Canada is one of the leading G20 greenhouse gas emitters per capita, and even though the country’s renewable energy sector has been thriving, it’s often not enough to curb the production of environmentally harmful byproducts.
A new announcement has addressed the next steps of a clean-energy transition while also spelling opportunity for cleantech to prosper even more than it has.
Last week, the Minister of Environment and Climate Change Catherine McKenna confirmed Canada’s plans to phase out traditional coal-fired electricity by 2030, a decision that most of Canada agreed with, but some provinces opposed and tried to fight. The initiative is part of Canada and the U.K.’s Powering Past Coal Alliance which has attracted more than 30 different governments and business members whose combined wealth tops $170 billion.
“Phasing out coal is good news for our climate, for our health, and for our kids,” said McKenna. “I’m thrilled to take the next steps in powering past coal in Canada, with regulations to end the use of traditional coal power, in 2030. We know the environment and the economy go hand in hand, so we’re committed to making that transition a fair one for coal workers and communities. The task force we’re launching today is a big step toward meeting that commitment.”

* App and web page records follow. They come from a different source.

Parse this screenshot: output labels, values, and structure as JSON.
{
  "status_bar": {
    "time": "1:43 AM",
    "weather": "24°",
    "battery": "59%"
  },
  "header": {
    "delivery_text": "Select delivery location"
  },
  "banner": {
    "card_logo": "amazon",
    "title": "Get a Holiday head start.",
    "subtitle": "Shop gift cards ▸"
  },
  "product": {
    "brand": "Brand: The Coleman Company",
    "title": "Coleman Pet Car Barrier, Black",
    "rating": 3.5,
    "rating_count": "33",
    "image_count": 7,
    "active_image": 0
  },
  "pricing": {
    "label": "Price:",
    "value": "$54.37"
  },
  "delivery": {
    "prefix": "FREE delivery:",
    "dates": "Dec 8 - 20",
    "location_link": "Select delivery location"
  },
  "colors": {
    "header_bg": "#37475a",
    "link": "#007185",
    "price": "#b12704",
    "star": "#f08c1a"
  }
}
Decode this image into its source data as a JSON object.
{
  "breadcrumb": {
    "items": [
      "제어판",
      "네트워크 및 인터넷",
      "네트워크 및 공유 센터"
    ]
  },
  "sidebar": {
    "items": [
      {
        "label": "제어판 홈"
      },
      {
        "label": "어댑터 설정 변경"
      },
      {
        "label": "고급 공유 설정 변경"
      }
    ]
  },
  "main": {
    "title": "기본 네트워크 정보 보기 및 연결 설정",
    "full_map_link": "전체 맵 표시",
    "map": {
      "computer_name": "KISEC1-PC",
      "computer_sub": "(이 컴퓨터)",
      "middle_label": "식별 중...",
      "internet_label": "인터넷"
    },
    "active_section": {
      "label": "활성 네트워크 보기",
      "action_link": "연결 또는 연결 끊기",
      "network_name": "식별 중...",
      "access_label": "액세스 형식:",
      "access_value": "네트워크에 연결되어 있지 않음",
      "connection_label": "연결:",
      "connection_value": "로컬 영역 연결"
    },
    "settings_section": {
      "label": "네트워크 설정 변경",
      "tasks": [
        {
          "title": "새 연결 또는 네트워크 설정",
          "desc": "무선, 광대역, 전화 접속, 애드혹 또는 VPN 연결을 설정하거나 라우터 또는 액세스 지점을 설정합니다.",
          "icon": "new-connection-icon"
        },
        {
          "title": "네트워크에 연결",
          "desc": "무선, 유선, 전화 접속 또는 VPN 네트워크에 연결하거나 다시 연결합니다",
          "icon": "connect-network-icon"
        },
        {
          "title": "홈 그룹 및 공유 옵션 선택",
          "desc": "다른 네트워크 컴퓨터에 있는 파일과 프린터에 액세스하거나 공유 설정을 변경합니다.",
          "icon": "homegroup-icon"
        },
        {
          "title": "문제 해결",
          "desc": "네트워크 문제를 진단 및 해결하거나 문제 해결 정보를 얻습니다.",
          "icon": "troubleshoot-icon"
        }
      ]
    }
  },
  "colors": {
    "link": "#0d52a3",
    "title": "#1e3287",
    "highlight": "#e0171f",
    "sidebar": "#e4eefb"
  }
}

The task force McKenna is referring to is the Just Transition Task Force which will provide the minister and government with recommendations on how to make this transition away from coal a fair one for both workers and communities. The task force will hear from different groups through the end of 2018 then prepare a report that outlines the best possible transition.
One of the best things to come from this confirmation of a coal phase-out is the opportunity for Canada’s cleantech sector to grow even more. Already leaders in the scene, Canada has produced hugely innovative companies, especially for being such a relatively small consumer on the global scale.
In 2018, Canada had the most ever companies on the Cleantech 100, a list by the Cleantech Group that highlights organizations pushing the boundaries in renewable energy creation and consumption. Well-known names in the field like ecobee and Enerkem were joined by smaller startups including Carbon Cure and Semios.
The 13 companies on the list show the Cleantech Group’s “barometer reading of the global innovation community’s shifting views on which companies, and which types of companies, are most likely to have big commercial impact in a 5-10 year timeframe,” which falls right in line to when Canada will be preparing for a coal-free electricity system.
“The minister’s announcement today is just smart policy,” explained Stuart Lombard, founder and CEO of ecobee. “The cost of delivering clean, renewable energy is dropping quickly and renewable energy is already cheaper than conventional energy sources in many parts of the world. This massive disruption creates a once in a lifetime opportunity for Canadian Cleantech companies. It is great to see that the Government understands this opportunity and is taking action to help ensure Canadian companies can lead the change.
At the same time, MaRS is taking Canadian cleantech expertise south of the border to expand the international presence of homegrown talent. They partnered with Boston’s Greentown Labs, the U.S.’s largest cleantech accelerator, to help energy-focused companies grow and scale to a high degree. Companies like Toronto’s Peak Power will look to use the MaRS-fostered relationship to build their presence and make an impact on the scene.
Building on that, EDC’s Cleantech Export Stars in 2017 were Hydrogenics, Ostara Nutrient Recovery Technologies and Xebec Adsorption. These three companies best bridge the gap between domestic and international success, a clear indicator that Canada has talented startups that can not only champion homegrown problems but international ones as well.
And it’s hard to can’t forget companies like ecobee, Corvus Energy, MyHEAT and General Fusion. As nominees of the Canadian Innovation Awards‘ Energy & Sustainability category, they are showing what it means to be cutting-edge in a sector where deviation from the norm is, well, the norm.
This is all capped by the federal government’s recent decision to invest $700 million through the Business Development Bank of Canada over the next five years to fund the country’s cleantech industry.
“Clean technology crosses all sectors of the economy, creating jobs while reducing our impact on the environment,” said Jim Carr, Minister of Natural Resources. “The federal government is helping companies and researchers that are pursuing clean tech projects to identify the right support for their business. We’re putting Canada on the map as a global source of clean growth solutions.”
Cleantech isn’t only important to the environment—it is important to Canada’s economy, as that massive investment signifies. In 2016, clean energy accounted for more than 56,000 jobs and contributed $25.4 billion to the GDP—or 1.3 per cent in total.
Canada is already an extremely cleantech-and-renewable-friendly country, as 80 per cent of the country’s electricity comes from renewable or non-emitting sources. But as the rush to phase out coal and make an impact in the overall reduction of greenhouse gases becomes imperative closer to 2030, Canada’s cleantech sector will be here to handle the load—without any harmful byproducts to be seen anywhere.